Some safety tips for tourists in Nairobi

If you are driving around in Nairobi, lock your doors, avoid driving after dark, and don’t leave your car unattended with all your luggage in it. If you’re heading out to explore Nairobi town, it’s better to take a taxi instead of your rental car. It’s also more convenient for parking, etc. Some additional tips:

Choose a (private) taxi or Uber over public transport, especially when coming from the airport.
Do not walk on the streets after dark. Use taxi drivers to drop you inside a secure compound.
Beware of people hanging around when you are going to the bank or the ATM, and preferably use ATMs inside shopping malls.

Some advice to consider

Do not hand out money, clothes, pens or sweets at random to local children. However touching it might be, it encourages begging and creates a distorted view of tourism. Instead, show genuine interest, play and talk with the kids the way you would with children in your own country.

If you really want to bring goods, a lodge owner or connection to a local organization is a good source of advice.
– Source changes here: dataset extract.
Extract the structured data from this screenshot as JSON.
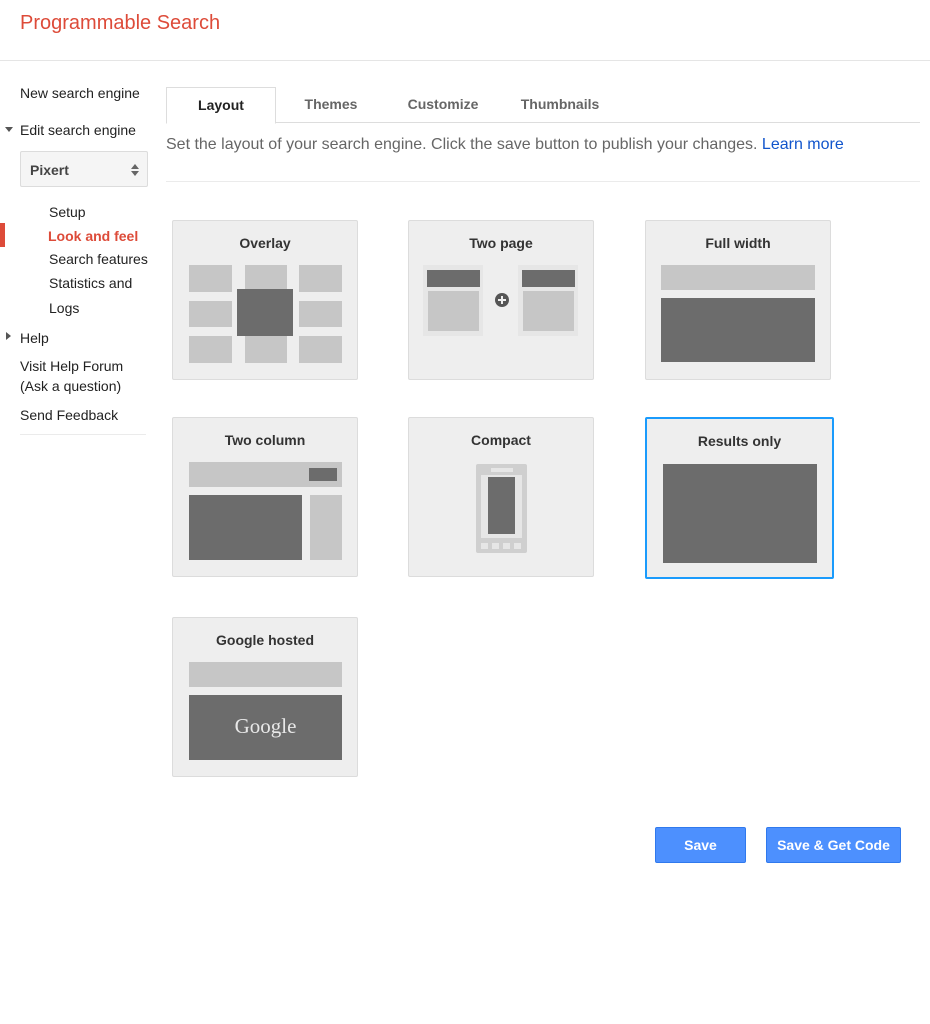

You can also check Pack for a Purpose. It would be good to find out which goods can be bought locally. Basic school supplies and basic (first aid) medical supplies are easily found in the shopping malls in Nairobi – in this way you stimulate the local economy.

We discourage leaving stuff behind in your hotel room – it’s better to give it to the lodge owner than leaving it for the maid to find, which might cause friction among the staff.

Most lodges have a tipping box and distribute the tips equally among all the staff. If you enjoyed the service, just be generous and contribute to the tipping box. As for your driver or guide, tipping is highly appreciated.